Chapter 13 debtors are typically required to pay secured debts and priority debts in full in order to receive a discharge and, where applicable, keep the associated property. To reiterate, this includes:
- Child support
- Debts related to personal injury judgments
- Mortgage debts
- Most tax debts, with some exceptions
You may be wondering why bother filing for Chapter 13 if you are generally required to pay these debts in full, but there are several benefits.
First, Chapter 13 gives debtors time to catch up on missed payments and thereby keep their property and belongings. The most significant example of this is mortgage arrearages, or past due mortgage payments. By filing Chapter 13, a debtor can potentially save his or her house from being foreclosed on, which would likely not be possible without bankruptcy (or in Chapter 7). If you fall behind on your mortgage payments during your Chapter 13 plan, the lender can seek the court’s permission to foreclose on your home.
Additionally, by extending payments over a period of three to five years on a monthly basis, bankruptcy can make payments smaller and more manageable for the debtor.
Finally, when the case is over and the bankruptcy is discharged, the debtor will be in better financial health, and will be better able to build good credit going forward.
Philadelphia Chapter 13 Attorneys Serving Bucks, Delaware, and Montgomery Counties
Chapter 13 can be a powerful tool – but only when wielded properly.

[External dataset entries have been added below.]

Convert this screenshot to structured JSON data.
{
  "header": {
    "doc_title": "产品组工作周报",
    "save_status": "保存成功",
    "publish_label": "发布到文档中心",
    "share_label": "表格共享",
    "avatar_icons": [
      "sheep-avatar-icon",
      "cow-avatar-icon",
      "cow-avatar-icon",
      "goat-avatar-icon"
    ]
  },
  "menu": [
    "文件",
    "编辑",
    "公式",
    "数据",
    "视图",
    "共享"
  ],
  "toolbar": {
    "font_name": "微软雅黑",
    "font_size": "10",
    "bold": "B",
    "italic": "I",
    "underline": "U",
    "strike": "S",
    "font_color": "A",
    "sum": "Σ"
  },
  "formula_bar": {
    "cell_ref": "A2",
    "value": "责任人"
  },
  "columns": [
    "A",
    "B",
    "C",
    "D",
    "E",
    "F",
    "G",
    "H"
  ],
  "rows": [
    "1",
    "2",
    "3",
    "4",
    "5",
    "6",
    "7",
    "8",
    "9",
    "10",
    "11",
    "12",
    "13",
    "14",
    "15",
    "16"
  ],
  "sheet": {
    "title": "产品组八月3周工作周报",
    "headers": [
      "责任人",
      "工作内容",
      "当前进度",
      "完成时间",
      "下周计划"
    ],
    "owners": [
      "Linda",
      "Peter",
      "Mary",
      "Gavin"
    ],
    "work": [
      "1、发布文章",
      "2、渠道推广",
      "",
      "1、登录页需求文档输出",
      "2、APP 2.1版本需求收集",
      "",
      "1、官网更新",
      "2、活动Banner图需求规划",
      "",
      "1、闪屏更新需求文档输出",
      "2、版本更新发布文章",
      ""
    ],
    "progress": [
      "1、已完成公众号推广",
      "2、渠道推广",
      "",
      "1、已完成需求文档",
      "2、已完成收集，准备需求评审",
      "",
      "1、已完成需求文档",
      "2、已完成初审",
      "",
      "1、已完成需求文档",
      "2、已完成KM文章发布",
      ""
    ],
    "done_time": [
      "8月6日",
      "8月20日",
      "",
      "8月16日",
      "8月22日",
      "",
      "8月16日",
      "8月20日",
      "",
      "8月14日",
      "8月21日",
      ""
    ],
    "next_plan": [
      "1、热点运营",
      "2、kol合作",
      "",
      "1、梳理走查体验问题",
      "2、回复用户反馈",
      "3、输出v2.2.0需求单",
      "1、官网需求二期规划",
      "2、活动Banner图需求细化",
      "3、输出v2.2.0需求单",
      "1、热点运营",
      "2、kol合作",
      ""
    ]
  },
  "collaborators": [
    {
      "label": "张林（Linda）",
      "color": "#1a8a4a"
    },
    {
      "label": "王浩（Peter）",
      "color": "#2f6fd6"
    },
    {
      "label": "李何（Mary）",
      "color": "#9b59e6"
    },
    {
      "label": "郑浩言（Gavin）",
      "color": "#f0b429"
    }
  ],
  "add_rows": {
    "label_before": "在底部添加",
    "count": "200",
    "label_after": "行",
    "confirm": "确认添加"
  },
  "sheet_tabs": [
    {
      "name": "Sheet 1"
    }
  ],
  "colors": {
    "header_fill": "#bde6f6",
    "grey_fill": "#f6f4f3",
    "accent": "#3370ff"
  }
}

Don’t struggle with complicated state and federal bankruptcy regulations on your own: get personalized legal guidance from an experienced Philadelphia Chapter 13 attorney who can protect your best interests and work to make your bankruptcy as simple, efficient, and financially beneficial as possible. At Sadek & Cooper Law Offices, our bankruptcy attorneys have handled thousands of Chapter 7 and Chapter 13 petitions in U.S. Bankruptcy Court for the Eastern District of Pennsylvania. We understand the court’s procedures, the documentation required of filers, and the strategies for finding bankruptcy success.
To talk about your legal options with a Delaware County Chapter 13 attorney, or to speak with our Chapter 13 lawyers in Montgomery County, call Sadek & Cooper Law Offices at (215) 995-2543 for a free legal consultation. Our legal team also includes Philadelphia Chapter 7 lawyers, who can assist you with liquidation bankruptcy.